Jerusalem, Mar 19: Ever heard or seen any animal participating in election process to elect their ‘King’? Elections are common feature in the human societies but certainly not in the animal kingdom where might it the right. But this has actually happened in Israel.
An elephant 'votes' in the Jerusalem Biblical Zoo's March 17 election to find the King of the Animal Kingdom.
As the Israeli people voted to elect the new government, the officials at Jerusalem Biblical Zoo conducted an election for the ‘political animals’ so that they could elect their king. And the zoo authorities asked the visitors to vote on which of the animals should be crowned king of the animal kingdom!

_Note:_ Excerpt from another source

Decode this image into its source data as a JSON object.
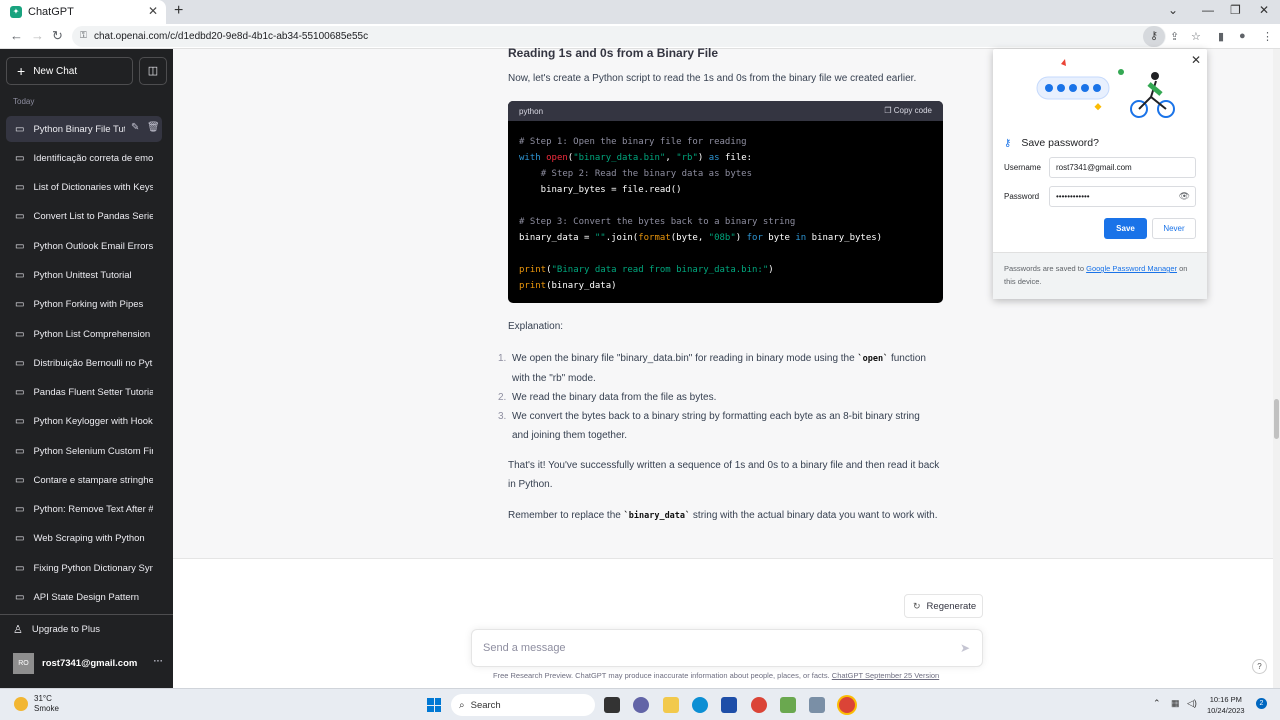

According to a report by Stuart Winer in the Times of Israel, as the Israeli public headed to the voting booths on Tuesday, the Jerusalem Biblical Zoo opened up its own traditional elections on the same day to find the most popular animal among visitors.

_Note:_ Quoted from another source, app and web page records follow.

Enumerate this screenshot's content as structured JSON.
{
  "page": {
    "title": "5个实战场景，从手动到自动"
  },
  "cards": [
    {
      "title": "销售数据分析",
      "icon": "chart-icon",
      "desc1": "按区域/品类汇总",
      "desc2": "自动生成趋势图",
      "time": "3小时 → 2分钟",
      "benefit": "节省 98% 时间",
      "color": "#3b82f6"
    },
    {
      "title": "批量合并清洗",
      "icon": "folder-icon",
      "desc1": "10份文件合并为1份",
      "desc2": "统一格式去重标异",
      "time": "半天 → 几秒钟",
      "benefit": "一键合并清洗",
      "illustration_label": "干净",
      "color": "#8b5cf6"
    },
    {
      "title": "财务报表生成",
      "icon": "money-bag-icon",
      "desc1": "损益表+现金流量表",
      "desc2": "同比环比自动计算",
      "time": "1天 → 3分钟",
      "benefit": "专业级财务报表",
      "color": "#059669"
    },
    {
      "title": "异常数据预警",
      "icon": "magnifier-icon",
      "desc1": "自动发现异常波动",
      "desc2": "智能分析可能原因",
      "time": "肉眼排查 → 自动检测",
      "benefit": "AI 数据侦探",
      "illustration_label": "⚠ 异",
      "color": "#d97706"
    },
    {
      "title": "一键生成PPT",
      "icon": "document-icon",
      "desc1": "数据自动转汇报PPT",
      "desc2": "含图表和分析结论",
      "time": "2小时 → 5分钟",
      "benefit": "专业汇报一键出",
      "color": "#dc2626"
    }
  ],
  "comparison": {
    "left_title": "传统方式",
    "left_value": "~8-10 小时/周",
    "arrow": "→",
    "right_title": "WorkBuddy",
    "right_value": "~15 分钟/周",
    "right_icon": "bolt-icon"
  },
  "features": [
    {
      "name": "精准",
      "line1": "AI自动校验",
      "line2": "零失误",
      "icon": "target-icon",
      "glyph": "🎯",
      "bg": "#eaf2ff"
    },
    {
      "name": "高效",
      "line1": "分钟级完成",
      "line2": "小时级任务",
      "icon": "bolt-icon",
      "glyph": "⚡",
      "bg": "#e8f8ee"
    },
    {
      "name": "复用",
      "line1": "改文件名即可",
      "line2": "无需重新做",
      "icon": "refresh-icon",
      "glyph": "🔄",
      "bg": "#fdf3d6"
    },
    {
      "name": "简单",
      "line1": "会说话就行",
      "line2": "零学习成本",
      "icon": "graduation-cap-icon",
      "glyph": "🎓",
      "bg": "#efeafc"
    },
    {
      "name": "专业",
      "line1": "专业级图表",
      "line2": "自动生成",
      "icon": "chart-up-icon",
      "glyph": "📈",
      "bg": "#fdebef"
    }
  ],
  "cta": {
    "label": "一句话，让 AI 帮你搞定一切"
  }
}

Lions are the uncrowned king of the jungle world. But not so in this Jerusalem Biblical Zoo. Here the Elephants defeated them in a crafty election campaign that capitalized on the fact that they were the only animals that actually voted.
The pachyderms are considered as the most intelligent amongst the animals. They exhibited their adroitness at this election. They actually voted by using their trunk to put an elephant size voting slip into the ballot box in the hope of charming the visitors and surging ahead in the elections.
According to Shai Doron, the Adminsitrator of the Jerusalem Biblical Zoo, the turtles which are carrying around the solution to the housing problem on their backs, are likely to get surprising support.
A 'campaign' poster for the lion and an elephant in the Jerusalem Biblical Zoo' s ' Most Popular Animal' elections, held on March 17, 2015.
For the zoo, it was an opportunity to slip in some education as well as having fun. Each of the participating animals had a poster complete with campaign slogan and party identity code just like their human counterparts. However, the posters also included educational information about the species and preservation activities.
Sigalit Dvir Herz, a spokeswoman for the Jerusalem Zoo, said she began working on the party platforms 10 days ago.
The lion, who won the last election in 2013, called for a drop in meat prices in his campaign slogan while the elephants promised to form a “wide coalition.”
The zoo has been holding elections for king of the animal kingdom for some 15 years, with the late King Lieder, the zoo’s Asiatic lion, reigning for a great majority of that period. However, the new male lion, Ziv, who on Monday met his lionesses face to face for the first time, has not yet attained that sort of popularity.
In a recent, week-long poll held on the zoo’s Facebook page, the female elephants — Tamar, Suzanne, and Michaela — who are running on a united list, stampeded ahead with 36% of the vote. Ziv came in second with with just 8%, followed by the giraffes with 6%.
“The lions have had many years of grace,” Dvir-Herz said, “but the elephants are the front-runners.”
She said she expected up to 2,000 voters and that the final results, tallied by hand, would be in by 5 p.m. local time. As an extra incentive for visitors to take part in the event, keepers planned to hold a raffle with the winning voter getting a year’s membership at the zoo as a prize.